PM Press, 2013; 128pp; £8.99

ImageMost people who’ve heard of Karen Joy Fowler probably know her through her 2004 New York Times bestseller The Jane Austen Book Club, which got turned into a Hollywood film and was chosen as a title for the Richard & Judy book club. However, if you’ve never read her then you shouldn’t let the latter facts put you off, for Fowler is a delightful writer with a strong feminist sensibility, and this book – comprised of three short stories, an interview and a brief essay – provides an excellent brief taster of her work.

The stories explore torture, the life of the remarkable 19th century paleontologist Mary Anning, and the trials and tribulations of the sport-averse son of a gutsy single-mother.
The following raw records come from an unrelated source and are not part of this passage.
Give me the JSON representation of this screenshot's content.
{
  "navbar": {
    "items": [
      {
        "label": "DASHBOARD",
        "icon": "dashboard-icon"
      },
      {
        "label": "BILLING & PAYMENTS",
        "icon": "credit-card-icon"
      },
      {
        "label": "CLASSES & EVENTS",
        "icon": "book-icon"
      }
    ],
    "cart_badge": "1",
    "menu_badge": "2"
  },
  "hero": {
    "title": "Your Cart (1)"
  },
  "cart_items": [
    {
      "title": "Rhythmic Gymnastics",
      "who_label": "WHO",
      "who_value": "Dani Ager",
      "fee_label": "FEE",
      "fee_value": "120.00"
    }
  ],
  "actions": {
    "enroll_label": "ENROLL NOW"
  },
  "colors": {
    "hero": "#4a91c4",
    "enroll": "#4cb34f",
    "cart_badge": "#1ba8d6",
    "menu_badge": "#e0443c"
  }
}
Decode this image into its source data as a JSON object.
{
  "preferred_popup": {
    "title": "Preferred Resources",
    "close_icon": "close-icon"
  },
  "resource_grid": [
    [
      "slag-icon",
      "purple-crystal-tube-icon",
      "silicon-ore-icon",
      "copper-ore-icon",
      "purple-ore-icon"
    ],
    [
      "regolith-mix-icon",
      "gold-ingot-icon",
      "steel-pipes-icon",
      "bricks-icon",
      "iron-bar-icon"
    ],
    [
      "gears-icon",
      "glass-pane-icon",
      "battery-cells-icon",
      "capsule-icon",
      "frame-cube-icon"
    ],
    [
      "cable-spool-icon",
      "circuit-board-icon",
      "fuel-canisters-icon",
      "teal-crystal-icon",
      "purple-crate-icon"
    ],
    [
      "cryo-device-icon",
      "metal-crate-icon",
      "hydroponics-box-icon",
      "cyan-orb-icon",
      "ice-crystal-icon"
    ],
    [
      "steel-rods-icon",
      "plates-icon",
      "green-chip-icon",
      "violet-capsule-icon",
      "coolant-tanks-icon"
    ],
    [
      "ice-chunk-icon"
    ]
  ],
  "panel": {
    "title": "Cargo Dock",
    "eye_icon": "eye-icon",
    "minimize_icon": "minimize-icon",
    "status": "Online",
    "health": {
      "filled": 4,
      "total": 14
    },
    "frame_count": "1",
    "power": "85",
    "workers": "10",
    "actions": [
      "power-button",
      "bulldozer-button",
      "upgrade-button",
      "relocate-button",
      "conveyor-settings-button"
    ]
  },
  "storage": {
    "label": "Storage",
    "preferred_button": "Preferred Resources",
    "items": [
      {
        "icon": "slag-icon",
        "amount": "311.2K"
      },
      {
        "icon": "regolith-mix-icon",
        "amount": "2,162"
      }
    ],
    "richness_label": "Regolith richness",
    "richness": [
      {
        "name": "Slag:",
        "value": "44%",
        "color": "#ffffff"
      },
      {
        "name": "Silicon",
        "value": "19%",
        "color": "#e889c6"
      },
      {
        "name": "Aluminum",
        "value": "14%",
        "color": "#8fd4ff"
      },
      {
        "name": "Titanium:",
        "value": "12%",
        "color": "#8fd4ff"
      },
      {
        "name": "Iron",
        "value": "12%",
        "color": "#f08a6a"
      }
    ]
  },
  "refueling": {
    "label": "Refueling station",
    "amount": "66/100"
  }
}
In the essay Fowler riffs off the assertion (taken from a late ’80s science fiction primer) that the secret of truly effective effective science fiction is to ‘burn the motherhood statement’, that is, to avoid the trap of positing something profoundly unsettling only to beat a hasty retreat with an affirmation of ‘apple pie and motherhood’.

In reality, she notes: ‘Nothing, absolutely nothing, appears to be more contested in our political and social and private lives than motherhood’, and we urgently need to take a leaf out of the great science fiction writers of the 1970s who, while ‘busily burning the motherhood statement’, were also engaged in a ‘concentrated and communal attempt to reimagine motherhood’, exploring worlds ‘in which babies were birthed by machines’ or ‘in which sexuality [was] so fluid that the same person might be the biological father of one child and the biological mother of another’.

Topics: Culture